The Spring 2009 issue of Parameters is now available. The contents include two-article sections on the issue of proportionality in war, and Afghanistan, a well-balanced article by W. Andrew Terrill on "Deterrence in the Israeli-Iranian Strategic Standoff," and a piece by Roger N. McDermott on "Russia's Conventional Armed Forces and the Georgian War."
I read McDermott's article with particular interest given my own recent examination of the idea of a "resurgent" Russia in The Space Review. McDermott's article does not devote very much to the Russian military's personnel problems, but its examination of other issues is thorough and compelling.
In his assessment of that country's armed forces during the five-day conflict, McDermott mentions improvements in mobility and command and staff arrangements (as compared with Russian conduct in the 1990s), but as one might expect, most of the post-Soviet military's glaring weaknesses have not been corrected, least of all widespread unreadiness and the burden of operating with obsolete equipment. This is especially the case in the area of communications and electronic warfare, Russia's weaknesses in which were especially evident in the failure to suppress Georgian air defenses (which notably cost Russia a Backfire bomber), use satellite data in artillery targeting, and most surprisingly, to employ precision-guided munitions. (Russia's failure to successfully employ its GLONASS satellite system seemed particularly striking to me given the prioritization of that system by the Russian government, which has extended to relatively heavy supplementary spending to maintain the system's extent and operability. Part of the explanation apparently lies in a shortage of GLONASS receivers inside the Russian armed forces, which according to data McDermott cites, had it trying-and failing, because of the "blanking out" of Georgia on the system-to use American GPS.)
It is also evident in the age of many of the major weapons systems used (the Russian army, apparently, relying heavily on 1960s-era T-62s and BMP-1s).
On the whole, McDermott judges the conflict to be Russia's last 20th century war, fought with legacy Soviet systems and legacy Soviet practices; and the actualities of the conflict belied the idea of Russia resurging as a military power (conveyed by, among other things, recent high-profile military exercises and the renewal of long-range bomber patrols). He also discusses the idea that the conflict has been used to sell reform internally (a contentious issue), and notes (accurately, I think) that given Russian economic realities (which I analyzed in part two of my Space Review article) and political ones (reform will mean a sharp reduction in the officer corps, among other contentious details), successful reform is anything but assured.
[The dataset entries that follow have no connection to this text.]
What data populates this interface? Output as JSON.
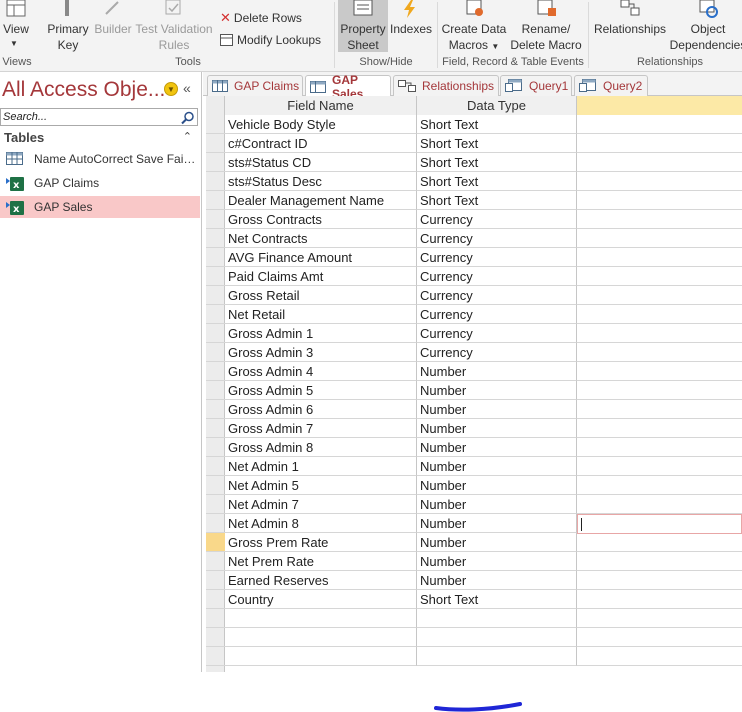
{
  "ribbon": {
    "view_label": "View",
    "primary_key_label1": "Primary",
    "primary_key_label2": "Key",
    "builder_label": "Builder",
    "test_validation_label1": "Test Validation",
    "test_validation_label2": "Rules",
    "delete_rows_label": "Delete Rows",
    "modify_lookups_label": "Modify Lookups",
    "property_sheet_label1": "Property",
    "property_sheet_label2": "Sheet",
    "indexes_label": "Indexes",
    "create_data_macros_label1": "Create Data",
    "create_data_macros_label2": "Macros",
    "rename_delete_macro_label1": "Rename/",
    "rename_delete_macro_label2": "Delete Macro",
    "relationships_label": "Relationships",
    "object_dependencies_label1": "Object",
    "object_dependencies_label2": "Dependencies",
    "groups": {
      "views": "Views",
      "tools": "Tools",
      "show_hide": "Show/Hide",
      "field_record_table_events": "Field, Record & Table Events",
      "relationships": "Relationships"
    }
  },
  "nav": {
    "title": "All Access Obje...",
    "search_placeholder": "Search...",
    "section_label": "Tables",
    "items": [
      {
        "label": "Name AutoCorrect Save Failu...",
        "selected": false
      },
      {
        "label": "GAP Claims",
        "selected": false
      },
      {
        "label": "GAP Sales",
        "selected": true
      }
    ]
  },
  "tabs": [
    {
      "label": "GAP Claims",
      "active": false
    },
    {
      "label": "GAP Sales",
      "active": true
    },
    {
      "label": "Relationships",
      "active": false
    },
    {
      "label": "Query1",
      "active": false
    },
    {
      "label": "Query2",
      "active": false
    }
  ],
  "grid": {
    "header": {
      "field_name": "Field Name",
      "data_type": "Data Type"
    },
    "rows": [
      {
        "field": "Vehicle Body Style",
        "type": "Short Text"
      },
      {
        "field": "c#Contract ID",
        "type": "Short Text"
      },
      {
        "field": "sts#Status CD",
        "type": "Short Text"
      },
      {
        "field": "sts#Status Desc",
        "type": "Short Text"
      },
      {
        "field": "Dealer Management Name",
        "type": "Short Text"
      },
      {
        "field": "Gross Contracts",
        "type": "Currency"
      },
      {
        "field": "Net Contracts",
        "type": "Currency"
      },
      {
        "field": "AVG Finance Amount",
        "type": "Currency"
      },
      {
        "field": "Paid Claims Amt",
        "type": "Currency"
      },
      {
        "field": "Gross Retail",
        "type": "Currency"
      },
      {
        "field": "Net Retail",
        "type": "Currency"
      },
      {
        "field": "Gross Admin 1",
        "type": "Currency"
      },
      {
        "field": "Gross Admin 3",
        "type": "Currency"
      },
      {
        "field": "Gross Admin 4",
        "type": "Number"
      },
      {
        "field": "Gross Admin 5",
        "type": "Number"
      },
      {
        "field": "Gross Admin 6",
        "type": "Number"
      },
      {
        "field": "Gross Admin 7",
        "type": "Number"
      },
      {
        "field": "Gross Admin 8",
        "type": "Number"
      },
      {
        "field": "Net Admin 1",
        "type": "Number"
      },
      {
        "field": "Net Admin 5",
        "type": "Number"
      },
      {
        "field": "Net Admin 7",
        "type": "Number"
      },
      {
        "field": "Net Admin 8",
        "type": "Number"
      },
      {
        "field": "Gross Prem Rate",
        "type": "Number"
      },
      {
        "field": "Net Prem Rate",
        "type": "Number"
      },
      {
        "field": "Earned Reserves",
        "type": "Number"
      },
      {
        "field": "Country",
        "type": "Short Text"
      },
      {
        "field": "",
        "type": ""
      },
      {
        "field": "",
        "type": ""
      },
      {
        "field": "",
        "type": ""
      }
    ],
    "current_row": 22
  },
  "colors": {
    "accent": "#a4373a",
    "selected_nav": "#f9c8c8",
    "annotation": "#1f26d6"
  }
}
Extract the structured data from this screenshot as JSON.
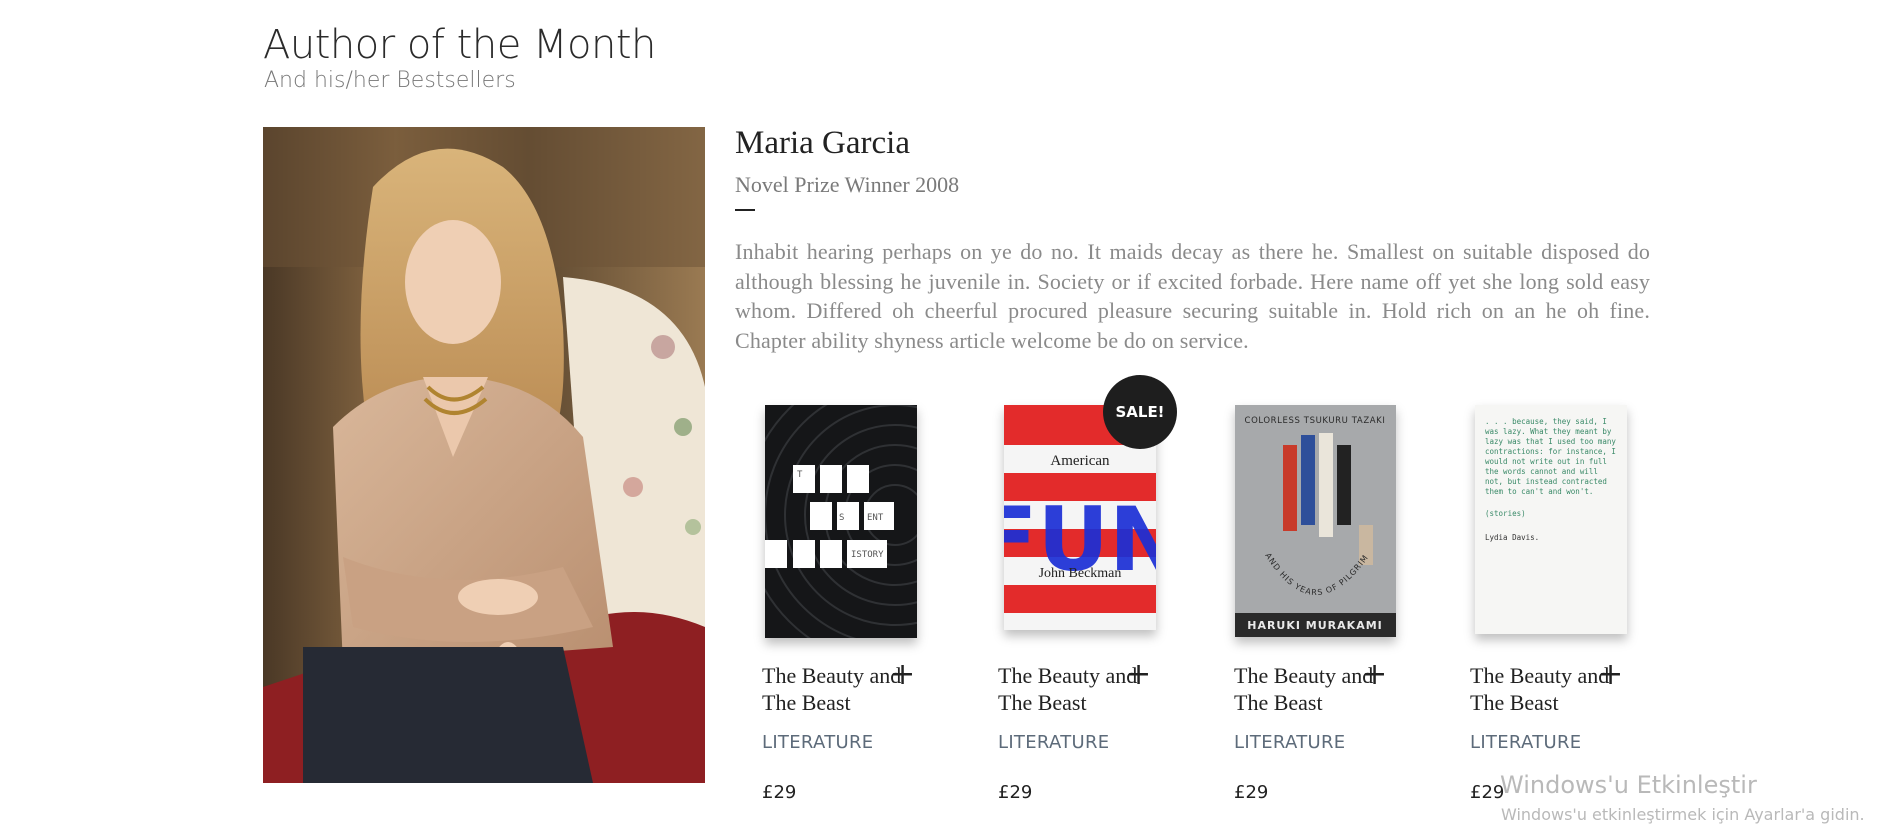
{
  "section": {
    "title": "Author of the Month",
    "subtitle": "And his/her Bestsellers"
  },
  "author": {
    "name": "Maria Garcia",
    "award": "Novel Prize Winner 2008",
    "bio": "Inhabit hearing perhaps on ye do no. It maids decay as there he. Smallest on suitable disposed do although blessing he juvenile in. Society or if excited forbade. Here name off yet she long sold easy whom. Differed oh cheerful procured pleasure securing suitable in. Hold rich on an he oh fine. Chapter ability shyness article welcome be do on service."
  },
  "sale_badge": "SALE!",
  "books": [
    {
      "title_line1": "The Beauty and",
      "title_line2": "The Beast",
      "category": "LITERATURE",
      "price": "£29",
      "cover_text": [
        "T",
        "S",
        "ENT",
        "ISTORY"
      ]
    },
    {
      "title_line1": "The Beauty and",
      "title_line2": "The Beast",
      "category": "LITERATURE",
      "price": "£29",
      "cover_text": [
        "American",
        "FUN",
        "John Beckman"
      ]
    },
    {
      "title_line1": "The Beauty and",
      "title_line2": "The Beast",
      "category": "LITERATURE",
      "price": "£29",
      "cover_text": [
        "COLORLESS TSUKURU TAZAKI",
        "AND HIS YEARS OF PILGRIMAGE",
        "HARUKI MURAKAMI"
      ]
    },
    {
      "title_line1": "The Beauty and",
      "title_line2": "The Beast",
      "category": "LITERATURE",
      "price": "£29",
      "cover_text": [
        ". . . because, they said, I was lazy. What they meant by lazy was that I used too many contractions: for instance, I would not write out in full the words cannot and will not, but instead contracted them to can't and won't.",
        "(stories)",
        "Lydia Davis."
      ]
    }
  ],
  "watermark": {
    "title": "Windows'u Etkinleştir",
    "subtitle": "Windows'u etkinleştirmek için Ayarlar'a gidin."
  },
  "colors": {
    "badge": "#1e1e1e",
    "category": "#5d6b7a",
    "fun_marker": "#1b2fd6",
    "red_stripe": "#e32b2b"
  }
}
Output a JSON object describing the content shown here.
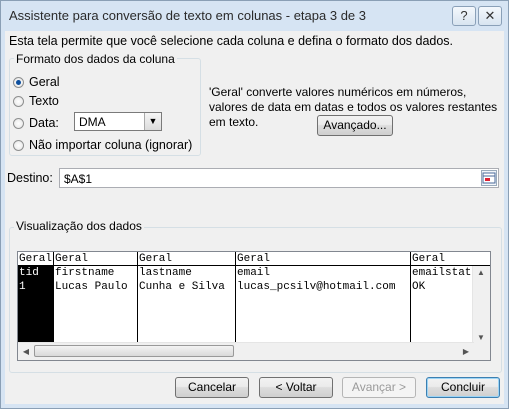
{
  "window": {
    "title": "Assistente para conversão de texto em colunas - etapa 3 de 3",
    "help_label": "?",
    "close_label": "✕"
  },
  "intro": "Esta tela permite que você selecione cada coluna e defina o formato dos dados.",
  "format_group": {
    "legend": "Formato dos dados da coluna",
    "options": [
      {
        "label": "Geral",
        "selected": true
      },
      {
        "label": "Texto",
        "selected": false
      },
      {
        "label": "Data:",
        "selected": false
      },
      {
        "label": "Não importar coluna (ignorar)",
        "selected": false
      }
    ],
    "date_format": "DMA"
  },
  "description": "'Geral' converte valores numéricos em números, valores de data em datas e todos os valores restantes em texto.",
  "advanced_button": "Avançado...",
  "destination": {
    "label": "Destino:",
    "value": "$A$1"
  },
  "preview_group": {
    "legend": "Visualização dos dados",
    "headers": [
      "Geral",
      "Geral",
      "Geral",
      "Geral",
      "Geral"
    ],
    "rows": [
      [
        "tid",
        "firstname",
        "lastname",
        "email",
        "emailstatus"
      ],
      [
        "1",
        "Lucas Paulo",
        "Cunha e Silva",
        "lucas_pcsilv@hotmail.com",
        "OK"
      ]
    ]
  },
  "buttons": {
    "cancel": "Cancelar",
    "back": "< Voltar",
    "next": "Avançar >",
    "finish": "Concluir"
  }
}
There is also a lengthy review essay by Larry M. Wortzel on recent writing on North Korea, and a number of worthwhile book reviews, including Andrew Bacevich on Richard Haass's War of Necessity, War of Choice (admittedly, containing few surprises for anyone familiar with either of them), Jeffrey Record on Jane Mayer's The Dark Side, and Stephen J. Blank on Colin S. Gray's War, Peace and International Relations.